So how did Atmosfear make the atmosphere? They had a narrator who set the scene, told the stories and yes: He told you what to do. He made you feel uneasy, as if you had to do exactly as he said to continue with the game. Perfection in atmospheric execution, right there.

In video games however, there are other means to set the atmosphere of a game.

In video games, you rely on the visuals, the audio and the rules of the game. Let’s take a step back in time to 1994 for a moment and all the way back to that lovely console, the SNES. A “psychedelic” hippy-like RPG video game was released, where you play as a kid who fights using a baseball bat. He goes on a journey with a girl who has the power of prayer, a boy who’s incredibly smart and a prince of a foreign land.

Yes, I'm talking about Earthbound!
Yes, I’m talking about Earthbound!

Earthbound throughout the game is quite fun and you get the sense of fun throughout… But the whole game, you feel something is a little bit off with the game. But you just can’t quite place your finger on what. Not until you fight the final boss.

You see, as you get to the final part of the game, you realise you and your friends are alone against what is basically the ultimate evil of the game. He makes his presence felt to you as he morphs around your screen, in full screen too!

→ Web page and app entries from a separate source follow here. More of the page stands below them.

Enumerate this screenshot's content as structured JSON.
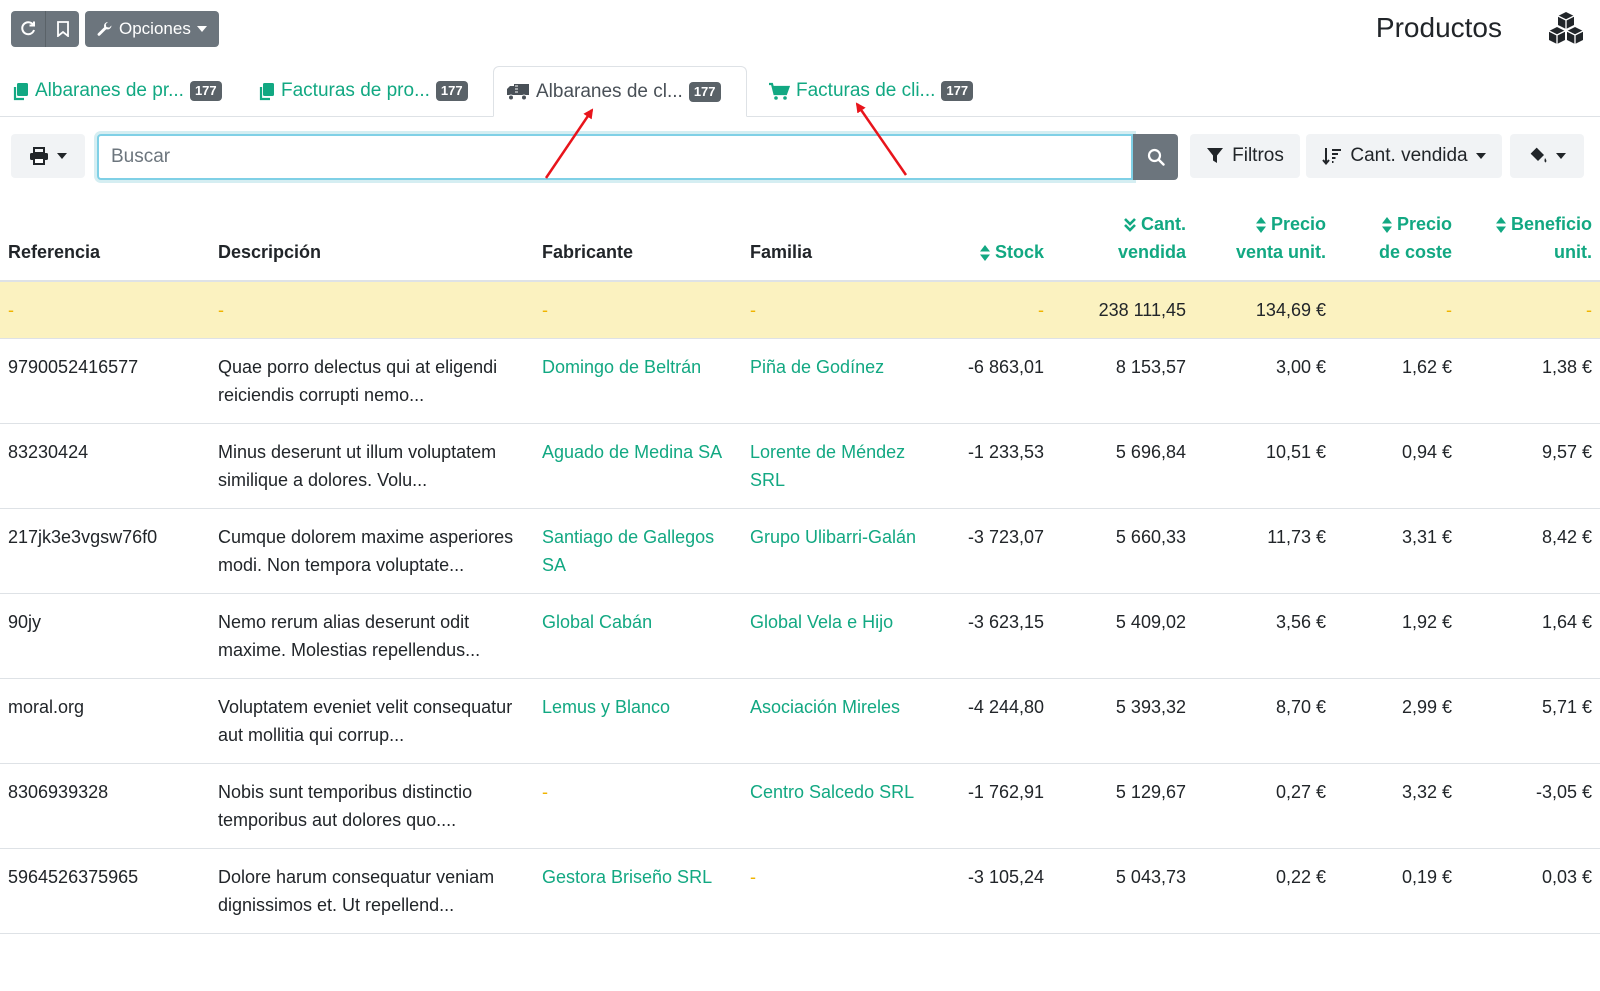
{
  "header": {
    "options_label": "Opciones",
    "page_title": "Productos"
  },
  "tabs": [
    {
      "label": "Albaranes de pr...",
      "count": "177",
      "icon": "copy-icon"
    },
    {
      "label": "Facturas de pro...",
      "count": "177",
      "icon": "copy-icon"
    },
    {
      "label": "Albaranes de cl...",
      "count": "177",
      "icon": "truck-icon",
      "active": true
    },
    {
      "label": "Facturas de cli...",
      "count": "177",
      "icon": "shopping-cart-icon"
    }
  ],
  "toolbar": {
    "search_placeholder": "Buscar",
    "filters_label": "Filtros",
    "sort_label": "Cant. vendida"
  },
  "table": {
    "columns": {
      "reference": "Referencia",
      "description": "Descripción",
      "manufacturer": "Fabricante",
      "family": "Familia",
      "stock": "Stock",
      "qty_sold_1": "Cant.",
      "qty_sold_2": "vendida",
      "unit_price_1": "Precio",
      "unit_price_2": "venta unit.",
      "cost_price_1": "Precio",
      "cost_price_2": "de coste",
      "unit_profit_1": "Beneficio",
      "unit_profit_2": "unit."
    },
    "totals": {
      "reference": "-",
      "description": "-",
      "manufacturer": "-",
      "family": "-",
      "stock": "-",
      "qty_sold": "238 111,45",
      "unit_price": "134,69 €",
      "cost_price": "-",
      "unit_profit": "-"
    },
    "rows": [
      {
        "reference": "9790052416577",
        "description": "Quae porro delectus qui at eligendi reiciendis corrupti nemo...",
        "manufacturer": "Domingo de Beltrán",
        "family": "Piña de Godínez",
        "stock": "-6 863,01",
        "qty_sold": "8 153,57",
        "unit_price": "3,00 €",
        "cost_price": "1,62 €",
        "unit_profit": "1,38 €"
      },
      {
        "reference": "83230424",
        "description": "Minus deserunt ut illum voluptatem similique a dolores. Volu...",
        "manufacturer": "Aguado de Medina SA",
        "family": "Lorente de Méndez SRL",
        "stock": "-1 233,53",
        "qty_sold": "5 696,84",
        "unit_price": "10,51 €",
        "cost_price": "0,94 €",
        "unit_profit": "9,57 €"
      },
      {
        "reference": "217jk3e3vgsw76f0",
        "description": "Cumque dolorem maxime asperiores modi. Non tempora voluptate...",
        "manufacturer": "Santiago de Gallegos SA",
        "family": "Grupo Ulibarri-Galán",
        "stock": "-3 723,07",
        "qty_sold": "5 660,33",
        "unit_price": "11,73 €",
        "cost_price": "3,31 €",
        "unit_profit": "8,42 €"
      },
      {
        "reference": "90jy",
        "description": "Nemo rerum alias deserunt odit maxime. Molestias repellendus...",
        "manufacturer": "Global Cabán",
        "family": "Global Vela e Hijo",
        "stock": "-3 623,15",
        "qty_sold": "5 409,02",
        "unit_price": "3,56 €",
        "cost_price": "1,92 €",
        "unit_profit": "1,64 €"
      },
      {
        "reference": "moral.org",
        "description": "Voluptatem eveniet velit consequatur aut mollitia qui corrup...",
        "manufacturer": "Lemus y Blanco",
        "family": "Asociación Mireles",
        "stock": "-4 244,80",
        "qty_sold": "5 393,32",
        "unit_price": "8,70 €",
        "cost_price": "2,99 €",
        "unit_profit": "5,71 €"
      },
      {
        "reference": "8306939328",
        "description": "Nobis sunt temporibus distinctio temporibus aut dolores quo....",
        "manufacturer": "-",
        "family": "Centro Salcedo SRL",
        "stock": "-1 762,91",
        "qty_sold": "5 129,67",
        "unit_price": "0,27 €",
        "cost_price": "3,32 €",
        "unit_profit": "-3,05 €"
      },
      {
        "reference": "5964526375965",
        "description": "Dolore harum consequatur veniam dignissimos et. Ut repellend...",
        "manufacturer": "Gestora Briseño SRL",
        "family": "-",
        "stock": "-3 105,24",
        "qty_sold": "5 043,73",
        "unit_price": "0,22 €",
        "cost_price": "0,19 €",
        "unit_profit": "0,03 €"
      }
    ]
  },
  "colors": {
    "accent": "#12a882",
    "totals_row_bg": "#fbf2c0",
    "dash": "#f0b400",
    "annotation_arrow": "#e8141b"
  }
}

WARNING: Watching the above video is riddled with spoilers about the end boss of the game (Because it’s basically a play-through of that event). If you’re okay with that, go ahead and proceed.

You feel as if you’re trapped in this horrible realm, where you and your friends are fighting not just for your life but for humanity, too. You get the idea instilled in you by the words of Porky Minch, then the music which follows. When you’re fighting Porky and Giygas, it’s not so bad – You’ve not seen the true form of Giygas and Porky is making the event amusing. He then turns off the devils machine and bang. You get hit with a slap of video game reality.

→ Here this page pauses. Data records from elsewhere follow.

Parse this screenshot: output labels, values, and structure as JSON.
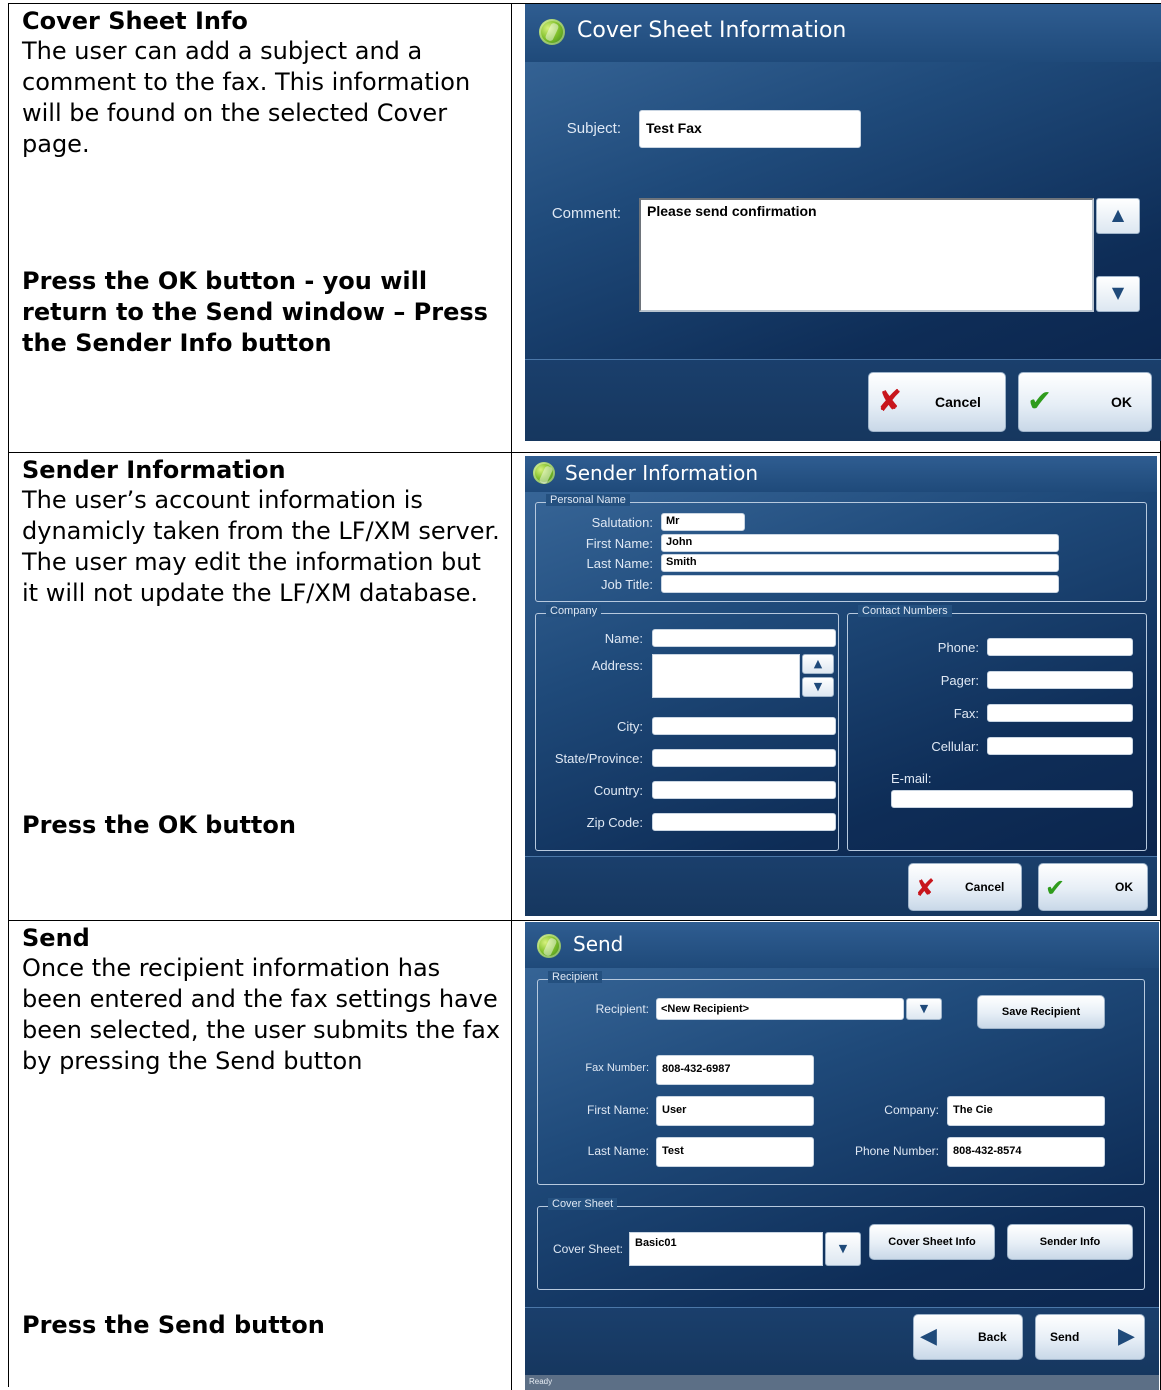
{
  "sections": [
    {
      "title": "Cover Sheet Info",
      "body": "The user can add a subject and a comment to the fax. This information will be found on the selected Cover page.",
      "action": "Press the OK button -  you will return to the Send window – Press the Sender Info button"
    },
    {
      "title": "Sender Information",
      "body": "The user’s account information is dynamicly taken from the LF/XM server. The user may edit the information but it will not update the LF/XM database.",
      "action": "Press the OK button"
    },
    {
      "title": "Send",
      "body": "Once the recipient information has been entered and the fax settings have been selected, the user submits the fax by pressing the Send button",
      "action": "Press the Send button"
    }
  ],
  "cover_window": {
    "title": "Cover Sheet Information",
    "subject_label": "Subject:",
    "subject_value": "Test Fax",
    "comment_label": "Comment:",
    "comment_value": "Please send confirmation",
    "cancel_label": "Cancel",
    "ok_label": "OK"
  },
  "sender_window": {
    "title": "Sender Information",
    "personal_legend": "Personal Name",
    "salutation_label": "Salutation:",
    "salutation_value": "Mr",
    "first_name_label": "First Name:",
    "first_name_value": "John",
    "last_name_label": "Last Name:",
    "last_name_value": "Smith",
    "job_title_label": "Job Title:",
    "job_title_value": "",
    "company_legend": "Company",
    "company_name_label": "Name:",
    "address_label": "Address:",
    "city_label": "City:",
    "state_label": "State/Province:",
    "country_label": "Country:",
    "zip_label": "Zip Code:",
    "contact_legend": "Contact Numbers",
    "phone_label": "Phone:",
    "pager_label": "Pager:",
    "fax_label": "Fax:",
    "cellular_label": "Cellular:",
    "email_label": "E-mail:",
    "cancel_label": "Cancel",
    "ok_label": "OK"
  },
  "send_window": {
    "title": "Send",
    "recipient_legend": "Recipient",
    "recipient_label": "Recipient:",
    "recipient_value": "<New Recipient>",
    "save_recipient_label": "Save Recipient",
    "fax_number_label": "Fax Number:",
    "fax_number_value": "808-432-6987",
    "first_name_label": "First Name:",
    "first_name_value": "User",
    "company_label": "Company:",
    "company_value": "The Cie",
    "last_name_label": "Last Name:",
    "last_name_value": "Test",
    "phone_number_label": "Phone Number:",
    "phone_number_value": "808-432-8574",
    "cover_legend": "Cover Sheet",
    "cover_sheet_label": "Cover Sheet:",
    "cover_sheet_value": "Basic01",
    "cover_sheet_info_label": "Cover Sheet Info",
    "sender_info_label": "Sender Info",
    "back_label": "Back",
    "send_label": "Send",
    "status_text": "Ready"
  },
  "icons": {
    "logo": "app-logo-icon",
    "cancel": "red-x-icon",
    "ok": "green-check-icon",
    "up": "up-arrow-icon",
    "down": "down-arrow-icon",
    "back": "left-arrow-icon",
    "send": "right-arrow-icon"
  },
  "colors": {
    "window_blue": "#1f4a7a",
    "cancel_red": "#c8151c",
    "ok_green": "#2f9c1c"
  }
}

Atmosphere isn’t stuck to just one aspect of a game. It can be audible, it can be narrative or it can even be visual.

I’ve given you the narrative and the musical, so now let’s look at how the visuals can display something atmospheric!

For visuals, let's look quickly at Doom 3
For visuals, let’s look quickly at Doom 3

When Doom 3 came out, it was one of these games that you had no choice but to draw your jaw to. Hopefully, your jaw didn’t drop quite as much as our above zombie friend, but you get the point. Doom 3 looked amazing for its time and the whole scenario, the whole place, felt intimidating and threatening.

It felt cold and it felt like you truly were alone out there against the legions of hell itself. You were in charge of getting yourself to the next point and you were trying to help out by destroying the evils along the way. The lights turn off and hell breaks loose in the station. You see things raise in the dark, you physically see things go bump in the night. You know you’re in an imminent danger simply by the lighting alone.

From blood being splattered all over the walls to a broken crate that’s slightly out of place, you feel as if you’re in this damning hellish place on Mars. The metal grates makes Mars City feel cold and unforgiving, whereas the darkness gives the player a sense of hopelessness. The blood everywhere then instils dread into the player. Basically: You feel as if you’re doomed and you’ve got no choice but to fight for your life.

For this post, I’ve focused almost primarily on “scary” atmosphere, but atmosphere doesn’t lie with the scares in gaming. Join us again next week where Joel will be further discussing atmosphere in gaming.

What did you think of my scary sum-up of atmosphere in gaming? Can you list other scary games that really make you feel the atmosphere? As always, do drop us a comment as it means a lot to me and Joel.